## Extracted material
──────
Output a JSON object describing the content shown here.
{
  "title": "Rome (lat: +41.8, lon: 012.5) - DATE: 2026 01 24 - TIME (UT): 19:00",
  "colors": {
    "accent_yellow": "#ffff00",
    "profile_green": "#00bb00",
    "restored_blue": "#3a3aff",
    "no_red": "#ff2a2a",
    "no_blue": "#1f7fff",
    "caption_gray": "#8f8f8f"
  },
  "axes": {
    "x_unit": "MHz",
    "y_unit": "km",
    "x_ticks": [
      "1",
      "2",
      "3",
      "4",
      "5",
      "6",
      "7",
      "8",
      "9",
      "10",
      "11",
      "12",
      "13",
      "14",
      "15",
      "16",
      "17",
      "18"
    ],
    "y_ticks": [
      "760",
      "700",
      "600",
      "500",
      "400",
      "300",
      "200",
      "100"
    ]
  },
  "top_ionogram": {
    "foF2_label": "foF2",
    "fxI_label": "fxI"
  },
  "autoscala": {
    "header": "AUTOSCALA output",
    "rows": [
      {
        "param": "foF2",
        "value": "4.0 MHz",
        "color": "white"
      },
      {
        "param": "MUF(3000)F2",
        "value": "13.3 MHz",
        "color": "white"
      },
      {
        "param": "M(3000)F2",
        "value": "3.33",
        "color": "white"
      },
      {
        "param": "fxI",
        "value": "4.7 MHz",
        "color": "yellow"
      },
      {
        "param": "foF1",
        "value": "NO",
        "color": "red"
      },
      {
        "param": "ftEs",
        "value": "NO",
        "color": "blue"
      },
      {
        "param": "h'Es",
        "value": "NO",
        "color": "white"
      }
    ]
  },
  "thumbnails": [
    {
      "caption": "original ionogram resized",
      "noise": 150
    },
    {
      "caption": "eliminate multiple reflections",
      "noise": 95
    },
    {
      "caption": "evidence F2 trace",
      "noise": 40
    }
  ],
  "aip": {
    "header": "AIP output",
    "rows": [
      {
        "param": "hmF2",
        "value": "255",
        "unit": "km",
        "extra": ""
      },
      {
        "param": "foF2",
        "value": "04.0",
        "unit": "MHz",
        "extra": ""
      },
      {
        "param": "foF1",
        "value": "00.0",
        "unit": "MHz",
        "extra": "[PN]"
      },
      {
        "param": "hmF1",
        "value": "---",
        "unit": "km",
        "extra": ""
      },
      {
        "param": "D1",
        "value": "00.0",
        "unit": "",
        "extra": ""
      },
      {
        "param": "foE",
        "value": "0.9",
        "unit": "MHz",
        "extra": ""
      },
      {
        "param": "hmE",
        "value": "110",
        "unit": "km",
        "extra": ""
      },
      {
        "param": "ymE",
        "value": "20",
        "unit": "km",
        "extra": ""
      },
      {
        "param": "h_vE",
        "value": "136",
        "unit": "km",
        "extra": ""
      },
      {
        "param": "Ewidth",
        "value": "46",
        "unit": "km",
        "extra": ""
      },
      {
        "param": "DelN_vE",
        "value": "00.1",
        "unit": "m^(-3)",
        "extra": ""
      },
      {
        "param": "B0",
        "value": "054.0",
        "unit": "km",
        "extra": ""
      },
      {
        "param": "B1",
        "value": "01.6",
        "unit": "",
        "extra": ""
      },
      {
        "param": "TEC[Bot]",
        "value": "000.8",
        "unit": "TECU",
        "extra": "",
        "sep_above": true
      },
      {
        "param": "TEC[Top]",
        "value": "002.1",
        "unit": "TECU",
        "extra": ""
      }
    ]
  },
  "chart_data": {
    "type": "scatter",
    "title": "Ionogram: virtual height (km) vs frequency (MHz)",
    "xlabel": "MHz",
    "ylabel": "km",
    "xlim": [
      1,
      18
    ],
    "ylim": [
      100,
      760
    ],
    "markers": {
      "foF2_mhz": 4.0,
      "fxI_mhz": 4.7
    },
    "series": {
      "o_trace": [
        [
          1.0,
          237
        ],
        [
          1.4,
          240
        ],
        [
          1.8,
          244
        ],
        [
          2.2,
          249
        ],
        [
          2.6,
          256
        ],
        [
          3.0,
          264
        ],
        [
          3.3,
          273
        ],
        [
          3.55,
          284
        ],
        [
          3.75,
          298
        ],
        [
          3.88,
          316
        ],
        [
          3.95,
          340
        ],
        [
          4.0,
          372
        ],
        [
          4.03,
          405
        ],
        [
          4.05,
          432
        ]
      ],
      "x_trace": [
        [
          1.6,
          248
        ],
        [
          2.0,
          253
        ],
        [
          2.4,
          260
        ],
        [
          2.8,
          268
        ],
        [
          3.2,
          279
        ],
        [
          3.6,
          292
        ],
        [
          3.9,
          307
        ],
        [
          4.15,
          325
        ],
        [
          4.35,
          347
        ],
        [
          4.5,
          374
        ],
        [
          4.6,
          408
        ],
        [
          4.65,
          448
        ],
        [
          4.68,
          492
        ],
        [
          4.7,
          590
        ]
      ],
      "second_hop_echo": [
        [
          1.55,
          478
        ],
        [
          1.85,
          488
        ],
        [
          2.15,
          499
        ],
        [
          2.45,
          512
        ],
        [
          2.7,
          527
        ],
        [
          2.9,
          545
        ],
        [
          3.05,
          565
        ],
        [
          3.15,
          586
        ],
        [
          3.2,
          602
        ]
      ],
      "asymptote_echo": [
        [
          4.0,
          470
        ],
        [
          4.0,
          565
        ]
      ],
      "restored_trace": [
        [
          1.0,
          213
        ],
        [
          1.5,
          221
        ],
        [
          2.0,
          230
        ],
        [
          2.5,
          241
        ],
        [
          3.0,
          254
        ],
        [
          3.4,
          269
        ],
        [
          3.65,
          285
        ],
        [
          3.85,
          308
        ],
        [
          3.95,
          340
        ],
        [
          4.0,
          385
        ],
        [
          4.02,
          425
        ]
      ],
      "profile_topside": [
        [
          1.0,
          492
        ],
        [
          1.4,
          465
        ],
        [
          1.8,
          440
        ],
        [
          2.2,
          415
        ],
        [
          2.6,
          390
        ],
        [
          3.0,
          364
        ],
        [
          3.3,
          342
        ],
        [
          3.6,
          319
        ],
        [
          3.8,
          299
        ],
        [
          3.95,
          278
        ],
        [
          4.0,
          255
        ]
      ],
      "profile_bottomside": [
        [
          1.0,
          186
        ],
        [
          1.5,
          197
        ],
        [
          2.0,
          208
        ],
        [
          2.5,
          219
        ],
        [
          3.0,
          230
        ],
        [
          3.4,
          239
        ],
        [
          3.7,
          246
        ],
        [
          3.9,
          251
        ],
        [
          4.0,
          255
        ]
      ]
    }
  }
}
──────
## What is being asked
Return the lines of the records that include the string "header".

## Output
    "header": "AUTOSCALA output",
    "header": "AIP output",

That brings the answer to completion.